How to complete this task: Pull from the data below each line where the word "text" occurs, and copy it.

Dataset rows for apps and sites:
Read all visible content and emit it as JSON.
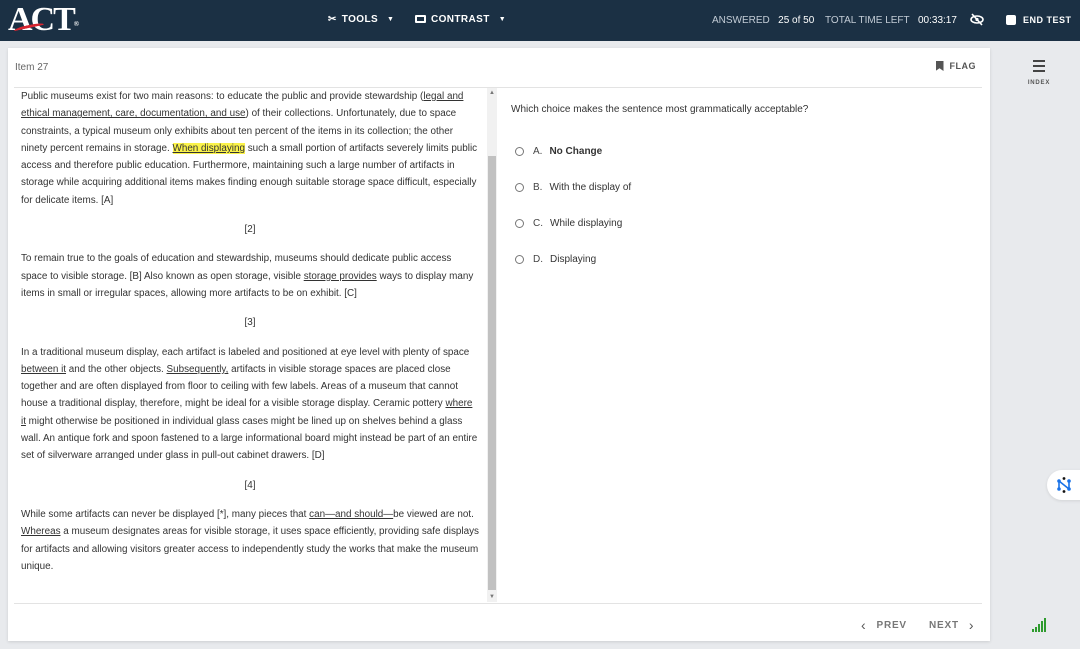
{
  "header": {
    "logo": "ACT",
    "tools_label": "TOOLS",
    "contrast_label": "CONTRAST",
    "answered_label": "ANSWERED",
    "answered_value": "25 of 50",
    "time_label": "TOTAL TIME LEFT",
    "time_value": "00:33:17",
    "hide_icon": "eye-slash-icon",
    "end_test_label": "END TEST"
  },
  "item": {
    "label": "Item 27",
    "flag_label": "FLAG"
  },
  "passage": [
    {
      "type": "p",
      "segments": [
        {
          "t": "Public museums exist for two main reasons: to educate the public and provide stewardship ("
        },
        {
          "t": "legal and ethical management, care, documentation, and use",
          "s": "u"
        },
        {
          "t": ") of their collections. Unfortunately, due to space constraints, a typical museum only exhibits about ten percent of the items in its collection; the other ninety percent remains in storage. "
        },
        {
          "t": "When displaying",
          "s": "hl"
        },
        {
          "t": " such a small portion of artifacts severely limits public access and therefore public education. Furthermore, maintaining such a large number of artifacts in storage while acquiring additional items makes finding enough suitable storage space difficult, especially for delicate items. [A]"
        }
      ]
    },
    {
      "type": "num",
      "segments": [
        {
          "t": "[2]"
        }
      ]
    },
    {
      "type": "p",
      "segments": [
        {
          "t": "To remain true to the goals of education and stewardship, museums should dedicate public access space to visible storage. [B] Also known as open storage, visible "
        },
        {
          "t": "storage provides",
          "s": "u"
        },
        {
          "t": " ways to display many items in small or irregular spaces, allowing more artifacts to be on exhibit. [C]"
        }
      ]
    },
    {
      "type": "num",
      "segments": [
        {
          "t": "[3]"
        }
      ]
    },
    {
      "type": "p",
      "segments": [
        {
          "t": "In a traditional museum display, each artifact is labeled and positioned at eye level with plenty of space "
        },
        {
          "t": "between it",
          "s": "u"
        },
        {
          "t": " and the other objects. "
        },
        {
          "t": "Subsequently,",
          "s": "u"
        },
        {
          "t": " artifacts in visible storage spaces are placed close together and are often displayed from floor to ceiling with few labels. Areas of a museum that cannot house a traditional display, therefore, might be ideal for a visible storage display. Ceramic pottery "
        },
        {
          "t": "where it",
          "s": "u"
        },
        {
          "t": " might otherwise be positioned in individual glass cases might be lined up on shelves behind a glass wall. An antique fork and spoon fastened to a large informational board might instead be part of an entire set of silverware arranged under glass in pull-out cabinet drawers. [D]"
        }
      ]
    },
    {
      "type": "num",
      "segments": [
        {
          "t": "[4]"
        }
      ]
    },
    {
      "type": "p",
      "segments": [
        {
          "t": "While some artifacts can never be displayed [*], many pieces that "
        },
        {
          "t": "can—and should—",
          "s": "u"
        },
        {
          "t": "be viewed are not. "
        },
        {
          "t": "Whereas",
          "s": "u"
        },
        {
          "t": " a museum designates areas for visible storage, it uses space efficiently, providing safe displays for artifacts and allowing visitors greater access to independently study the works that make the museum unique."
        }
      ]
    }
  ],
  "question": {
    "prompt": "Which choice makes the sentence most grammatically acceptable?",
    "options": [
      {
        "letter": "A.",
        "text": "No Change"
      },
      {
        "letter": "B.",
        "text": "With the display of"
      },
      {
        "letter": "C.",
        "text": "While displaying"
      },
      {
        "letter": "D.",
        "text": "Displaying"
      }
    ]
  },
  "nav": {
    "prev_label": "PREV",
    "next_label": "NEXT"
  },
  "sidebar": {
    "index_label": "INDEX"
  },
  "colors": {
    "header_bg": "#1b3044",
    "highlight": "#fbf34a",
    "signal": "#2e9b2e",
    "widget": "#1a73e8"
  }
}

Result for this exercise:
        "text": "No Change"
        "text": "With the display of"
        "text": "While displaying"
        "text": "Displaying"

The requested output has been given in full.